[PROBLEM TO WORK ON]
Please return all lines of the data below containing the string "yield".

Website and app data records
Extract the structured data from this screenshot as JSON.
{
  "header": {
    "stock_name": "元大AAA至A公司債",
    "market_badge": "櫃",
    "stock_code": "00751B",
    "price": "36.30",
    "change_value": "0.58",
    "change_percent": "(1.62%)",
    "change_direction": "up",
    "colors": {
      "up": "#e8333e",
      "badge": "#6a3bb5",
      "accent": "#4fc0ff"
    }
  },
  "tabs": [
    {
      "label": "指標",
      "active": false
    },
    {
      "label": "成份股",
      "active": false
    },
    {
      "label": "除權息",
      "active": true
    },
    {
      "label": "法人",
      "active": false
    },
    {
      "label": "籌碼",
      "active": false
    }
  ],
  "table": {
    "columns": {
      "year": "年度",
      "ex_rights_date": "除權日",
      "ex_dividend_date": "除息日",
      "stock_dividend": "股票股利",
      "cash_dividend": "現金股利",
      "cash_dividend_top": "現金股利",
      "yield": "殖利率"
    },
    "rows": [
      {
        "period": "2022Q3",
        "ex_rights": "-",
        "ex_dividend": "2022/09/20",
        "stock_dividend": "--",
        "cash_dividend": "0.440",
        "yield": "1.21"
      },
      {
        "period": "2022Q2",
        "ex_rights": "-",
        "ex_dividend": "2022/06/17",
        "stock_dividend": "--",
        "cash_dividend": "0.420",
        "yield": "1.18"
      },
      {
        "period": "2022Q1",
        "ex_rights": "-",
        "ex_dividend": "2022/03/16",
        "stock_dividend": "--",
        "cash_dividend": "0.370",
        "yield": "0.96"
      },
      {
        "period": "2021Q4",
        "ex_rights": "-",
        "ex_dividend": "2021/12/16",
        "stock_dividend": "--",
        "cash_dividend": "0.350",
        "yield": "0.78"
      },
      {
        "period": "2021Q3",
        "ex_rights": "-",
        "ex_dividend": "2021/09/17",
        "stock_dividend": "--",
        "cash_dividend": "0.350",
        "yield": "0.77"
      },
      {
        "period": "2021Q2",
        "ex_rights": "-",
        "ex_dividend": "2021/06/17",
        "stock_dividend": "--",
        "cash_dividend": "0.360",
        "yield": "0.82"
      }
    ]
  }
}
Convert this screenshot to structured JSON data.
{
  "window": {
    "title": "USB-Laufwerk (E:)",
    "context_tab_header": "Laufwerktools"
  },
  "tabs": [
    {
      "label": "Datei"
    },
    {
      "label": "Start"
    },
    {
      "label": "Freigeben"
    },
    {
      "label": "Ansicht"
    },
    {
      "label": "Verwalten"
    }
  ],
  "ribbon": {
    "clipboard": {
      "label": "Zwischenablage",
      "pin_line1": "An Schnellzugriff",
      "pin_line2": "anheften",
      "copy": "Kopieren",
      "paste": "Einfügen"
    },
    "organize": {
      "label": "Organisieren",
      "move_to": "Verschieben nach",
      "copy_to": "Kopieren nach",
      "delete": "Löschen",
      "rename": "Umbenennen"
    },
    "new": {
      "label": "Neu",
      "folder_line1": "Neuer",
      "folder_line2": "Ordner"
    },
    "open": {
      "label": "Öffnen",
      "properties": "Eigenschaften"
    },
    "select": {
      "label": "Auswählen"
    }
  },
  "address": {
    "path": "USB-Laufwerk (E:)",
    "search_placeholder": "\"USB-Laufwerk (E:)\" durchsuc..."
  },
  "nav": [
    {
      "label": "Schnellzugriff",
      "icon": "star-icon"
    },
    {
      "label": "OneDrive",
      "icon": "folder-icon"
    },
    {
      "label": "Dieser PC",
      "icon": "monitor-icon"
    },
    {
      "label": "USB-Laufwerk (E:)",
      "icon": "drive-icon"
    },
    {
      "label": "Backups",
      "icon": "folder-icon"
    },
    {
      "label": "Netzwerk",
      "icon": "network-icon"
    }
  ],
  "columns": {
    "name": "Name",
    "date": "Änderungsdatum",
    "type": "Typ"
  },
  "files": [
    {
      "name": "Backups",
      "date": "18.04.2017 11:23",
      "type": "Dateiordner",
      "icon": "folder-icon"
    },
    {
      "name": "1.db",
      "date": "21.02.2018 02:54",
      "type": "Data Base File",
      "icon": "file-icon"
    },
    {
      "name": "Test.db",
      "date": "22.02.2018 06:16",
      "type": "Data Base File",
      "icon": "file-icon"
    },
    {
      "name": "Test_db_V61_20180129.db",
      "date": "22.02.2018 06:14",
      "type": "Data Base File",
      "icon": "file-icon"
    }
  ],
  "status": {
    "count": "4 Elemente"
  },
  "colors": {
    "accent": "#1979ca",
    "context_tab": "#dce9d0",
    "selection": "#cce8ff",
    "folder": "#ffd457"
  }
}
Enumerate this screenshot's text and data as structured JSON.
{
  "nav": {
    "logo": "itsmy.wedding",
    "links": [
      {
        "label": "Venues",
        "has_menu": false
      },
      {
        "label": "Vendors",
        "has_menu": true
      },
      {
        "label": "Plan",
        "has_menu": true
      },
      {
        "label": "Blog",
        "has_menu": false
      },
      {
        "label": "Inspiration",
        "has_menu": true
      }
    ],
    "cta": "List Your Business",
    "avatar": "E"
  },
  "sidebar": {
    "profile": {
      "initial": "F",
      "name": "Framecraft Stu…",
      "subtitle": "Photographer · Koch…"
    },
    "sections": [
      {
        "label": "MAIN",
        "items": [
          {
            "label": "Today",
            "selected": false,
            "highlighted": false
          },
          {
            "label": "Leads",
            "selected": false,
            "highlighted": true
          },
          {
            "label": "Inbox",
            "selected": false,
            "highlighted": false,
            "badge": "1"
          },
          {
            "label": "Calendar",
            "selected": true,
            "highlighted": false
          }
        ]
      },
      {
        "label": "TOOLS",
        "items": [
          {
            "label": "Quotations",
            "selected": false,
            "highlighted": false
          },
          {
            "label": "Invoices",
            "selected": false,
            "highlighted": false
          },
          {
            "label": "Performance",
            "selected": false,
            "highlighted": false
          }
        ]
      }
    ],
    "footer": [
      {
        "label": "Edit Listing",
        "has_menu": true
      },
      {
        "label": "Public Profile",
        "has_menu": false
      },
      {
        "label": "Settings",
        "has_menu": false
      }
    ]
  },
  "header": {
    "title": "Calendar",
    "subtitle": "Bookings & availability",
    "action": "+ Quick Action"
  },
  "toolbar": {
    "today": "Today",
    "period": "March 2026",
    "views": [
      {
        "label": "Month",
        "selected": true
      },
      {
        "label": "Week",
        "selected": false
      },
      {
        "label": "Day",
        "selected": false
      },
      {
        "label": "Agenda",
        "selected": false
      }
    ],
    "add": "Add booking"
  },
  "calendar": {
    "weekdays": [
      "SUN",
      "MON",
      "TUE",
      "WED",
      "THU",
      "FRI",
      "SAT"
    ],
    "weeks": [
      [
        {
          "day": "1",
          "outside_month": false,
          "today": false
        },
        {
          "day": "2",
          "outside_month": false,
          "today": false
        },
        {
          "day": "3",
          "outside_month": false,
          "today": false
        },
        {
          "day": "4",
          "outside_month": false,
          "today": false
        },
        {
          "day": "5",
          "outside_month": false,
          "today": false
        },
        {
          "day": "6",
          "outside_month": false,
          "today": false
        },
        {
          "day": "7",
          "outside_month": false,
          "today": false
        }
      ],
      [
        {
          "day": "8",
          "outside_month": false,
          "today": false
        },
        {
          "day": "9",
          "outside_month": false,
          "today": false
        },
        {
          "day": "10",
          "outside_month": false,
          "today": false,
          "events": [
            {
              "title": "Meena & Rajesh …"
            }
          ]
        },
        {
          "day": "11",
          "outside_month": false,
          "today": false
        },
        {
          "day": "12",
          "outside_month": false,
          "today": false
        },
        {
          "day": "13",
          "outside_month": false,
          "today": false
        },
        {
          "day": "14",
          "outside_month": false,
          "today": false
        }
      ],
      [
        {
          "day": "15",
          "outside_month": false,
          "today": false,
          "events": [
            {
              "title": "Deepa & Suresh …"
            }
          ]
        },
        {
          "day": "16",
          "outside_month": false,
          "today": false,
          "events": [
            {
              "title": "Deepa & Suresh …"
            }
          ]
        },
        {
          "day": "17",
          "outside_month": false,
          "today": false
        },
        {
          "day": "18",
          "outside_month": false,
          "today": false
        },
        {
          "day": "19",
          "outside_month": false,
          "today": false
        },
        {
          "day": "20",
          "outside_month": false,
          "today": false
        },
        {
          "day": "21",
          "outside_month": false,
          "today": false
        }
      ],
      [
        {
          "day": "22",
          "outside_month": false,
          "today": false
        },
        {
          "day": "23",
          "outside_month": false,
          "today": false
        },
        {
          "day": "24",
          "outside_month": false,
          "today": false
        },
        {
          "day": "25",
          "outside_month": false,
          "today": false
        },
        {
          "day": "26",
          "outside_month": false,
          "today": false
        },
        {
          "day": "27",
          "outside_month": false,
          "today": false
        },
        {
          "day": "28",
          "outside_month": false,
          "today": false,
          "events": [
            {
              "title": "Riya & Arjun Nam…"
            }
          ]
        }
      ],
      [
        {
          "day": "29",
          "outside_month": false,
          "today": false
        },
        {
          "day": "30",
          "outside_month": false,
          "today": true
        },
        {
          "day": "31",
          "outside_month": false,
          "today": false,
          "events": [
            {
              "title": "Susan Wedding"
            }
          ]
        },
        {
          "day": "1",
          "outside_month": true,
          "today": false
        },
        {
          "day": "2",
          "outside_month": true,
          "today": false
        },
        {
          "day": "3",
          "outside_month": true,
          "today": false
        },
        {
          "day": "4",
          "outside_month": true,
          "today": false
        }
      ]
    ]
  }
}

[TASK RESULT]
      "yield": "殖利率"
        "yield": "1.21"
        "yield": "1.18"
        "yield": "0.96"
        "yield": "0.78"
        "yield": "0.77"
        "yield": "0.82"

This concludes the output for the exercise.